A lone klipspringer stands on rocks with trees in the background
Kopje Woodland. Now on tour.

Rock Monoliths

Kopjes make a statement, rising up to punctuate the savanna. Formed from an ancient granite layer exposed after softer rock was worn away, the weathered stone cracks and splits, creating ledges, caves, and crevices.

Islands of Biodiversity

Many species of plants that cannot grow on the savanna are found only on the kopjes. In turn, a unique habitat is developed that is home to a wide variety of animals—insects, reptiles, birds, and mammals.

I Can See for Miles

Kopjes are favorite vantage points for animals, as they survey territory and look for predators or prey.
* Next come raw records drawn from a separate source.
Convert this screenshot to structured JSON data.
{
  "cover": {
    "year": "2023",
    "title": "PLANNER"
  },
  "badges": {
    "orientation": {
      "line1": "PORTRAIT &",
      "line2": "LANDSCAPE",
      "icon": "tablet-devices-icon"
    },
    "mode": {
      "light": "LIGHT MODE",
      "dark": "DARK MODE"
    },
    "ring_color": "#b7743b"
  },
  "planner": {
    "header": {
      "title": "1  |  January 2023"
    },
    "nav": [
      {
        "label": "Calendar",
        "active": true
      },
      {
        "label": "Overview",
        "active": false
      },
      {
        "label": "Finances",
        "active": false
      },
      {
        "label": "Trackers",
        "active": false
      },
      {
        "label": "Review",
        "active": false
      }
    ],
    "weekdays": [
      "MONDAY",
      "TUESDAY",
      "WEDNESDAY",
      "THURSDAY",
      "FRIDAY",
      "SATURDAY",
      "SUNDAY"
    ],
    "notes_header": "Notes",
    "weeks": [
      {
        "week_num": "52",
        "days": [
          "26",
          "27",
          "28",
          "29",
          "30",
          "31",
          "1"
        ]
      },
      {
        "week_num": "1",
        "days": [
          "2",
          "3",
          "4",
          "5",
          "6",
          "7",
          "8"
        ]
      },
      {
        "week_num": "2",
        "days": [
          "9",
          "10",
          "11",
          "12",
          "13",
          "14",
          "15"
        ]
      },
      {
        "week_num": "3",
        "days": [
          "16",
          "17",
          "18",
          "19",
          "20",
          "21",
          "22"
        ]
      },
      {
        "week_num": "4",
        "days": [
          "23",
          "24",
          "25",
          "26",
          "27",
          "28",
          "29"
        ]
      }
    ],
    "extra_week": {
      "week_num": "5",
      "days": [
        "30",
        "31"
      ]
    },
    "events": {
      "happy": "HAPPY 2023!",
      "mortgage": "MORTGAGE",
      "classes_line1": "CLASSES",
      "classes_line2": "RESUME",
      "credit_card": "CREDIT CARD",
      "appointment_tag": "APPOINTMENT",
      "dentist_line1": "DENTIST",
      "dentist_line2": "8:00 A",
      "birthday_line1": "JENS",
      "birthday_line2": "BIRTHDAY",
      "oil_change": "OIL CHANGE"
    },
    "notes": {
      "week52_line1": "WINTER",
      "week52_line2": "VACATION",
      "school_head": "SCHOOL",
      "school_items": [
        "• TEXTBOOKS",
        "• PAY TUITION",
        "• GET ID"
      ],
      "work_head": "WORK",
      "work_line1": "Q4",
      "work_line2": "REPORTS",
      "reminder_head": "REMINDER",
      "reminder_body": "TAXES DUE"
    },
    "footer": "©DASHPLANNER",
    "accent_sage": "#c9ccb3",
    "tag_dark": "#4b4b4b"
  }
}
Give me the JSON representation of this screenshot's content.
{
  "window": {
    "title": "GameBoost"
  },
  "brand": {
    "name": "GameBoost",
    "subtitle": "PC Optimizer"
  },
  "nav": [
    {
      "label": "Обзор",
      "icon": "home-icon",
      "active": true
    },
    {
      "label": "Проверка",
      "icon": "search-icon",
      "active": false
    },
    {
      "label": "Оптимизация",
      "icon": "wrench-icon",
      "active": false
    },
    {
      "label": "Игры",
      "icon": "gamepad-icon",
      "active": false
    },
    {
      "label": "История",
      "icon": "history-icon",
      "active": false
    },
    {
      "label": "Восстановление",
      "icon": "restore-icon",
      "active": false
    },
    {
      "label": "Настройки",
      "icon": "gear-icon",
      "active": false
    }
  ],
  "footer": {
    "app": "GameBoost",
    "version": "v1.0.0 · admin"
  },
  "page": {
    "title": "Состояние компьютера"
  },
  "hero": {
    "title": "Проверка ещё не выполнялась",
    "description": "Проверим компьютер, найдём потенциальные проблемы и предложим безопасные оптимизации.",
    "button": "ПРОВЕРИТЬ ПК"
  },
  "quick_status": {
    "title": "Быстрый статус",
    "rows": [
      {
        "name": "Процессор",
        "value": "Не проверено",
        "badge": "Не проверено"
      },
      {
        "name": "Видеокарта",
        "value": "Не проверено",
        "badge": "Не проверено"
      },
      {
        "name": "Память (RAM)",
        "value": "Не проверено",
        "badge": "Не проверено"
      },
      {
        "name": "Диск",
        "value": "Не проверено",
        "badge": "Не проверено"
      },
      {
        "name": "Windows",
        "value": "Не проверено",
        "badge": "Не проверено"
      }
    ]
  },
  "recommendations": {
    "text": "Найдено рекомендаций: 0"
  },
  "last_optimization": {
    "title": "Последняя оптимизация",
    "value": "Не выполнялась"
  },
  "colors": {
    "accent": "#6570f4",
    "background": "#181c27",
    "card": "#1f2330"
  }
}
They’re also protection from grass fires and storms, and they collect water that animals drink when it’s dry.


species of small mammals that live among the kopjes of the Serengeti


the number of feet a kopje habitat can reach above the savanna


how many years old the rocks of Africa’s kopjes are

close-up of five meerkats huddled together


Cooperation Is Key

A "kat" is not a cat when it's a meerkat—which is a type of mongoose. Living in cooperative bands, meerkats choose teamwork over a solo career. They work together to care for the group’s youngsters, hit the road to catch and bring back food, and defend their territory.

A meerkat pup peeks up from a burrow

Busy Burrowers

Most of all, the meerkat’s gig is to dig. Meerkats live in large, complex underground burrows—some more than six feet deep—that have many entrance and exit holes, tunnels, and chambers. As they dig, they loosen and aerate the grassland soil, plus help spread plant seeds.

Seven adult meerkats standing with one baby in front.

We Are Family

Meerkats have each other’s backs. They take turns standing guard, perched on high points like boulders or termite mounds to keep an eye on their surroundings. The sentry warns the others of danger when it spots a predator like an eagle.

Meerkat in a relaxed lounging look

Kicking Back

Meerkats are experts at downtime. They work and play hard, but when it’s time to relax, nothing beats a nap in the sun, arms splayed and belly soaking up some rays.


A rock hyrax perched on a rock

Rock Hyrax

The squat and furry rock hyrax may not look like a rocker, but it is a master climber, with bare, padded, sweaty feet that act like suction cups to get a grip. Hyrax groups live among the nooks and crannies of the boulders, blending in as protection from predators.

a klipspringer with a baby


Klipspringer is an Afrikaans word meaning “rock jumper,” one of this dwarf antelope’s talents. Less than 25 pounds and 2 feet tall at the shoulder, klipspringers live among the boulders, browsing on shrubs and herbs, and they can flee quickly up rocky surfaces that look impossible to climb.

two young mongoose wrestle with one adult beside them

Dwarf Mongoose

Girls rule in dwarf mongoose groups—the dominant adult female outranks the other group members. These quick and nimble mammals seek out rock outcroppings, hollow logs, and termite mounds for dens, lookout posts, and hiding places.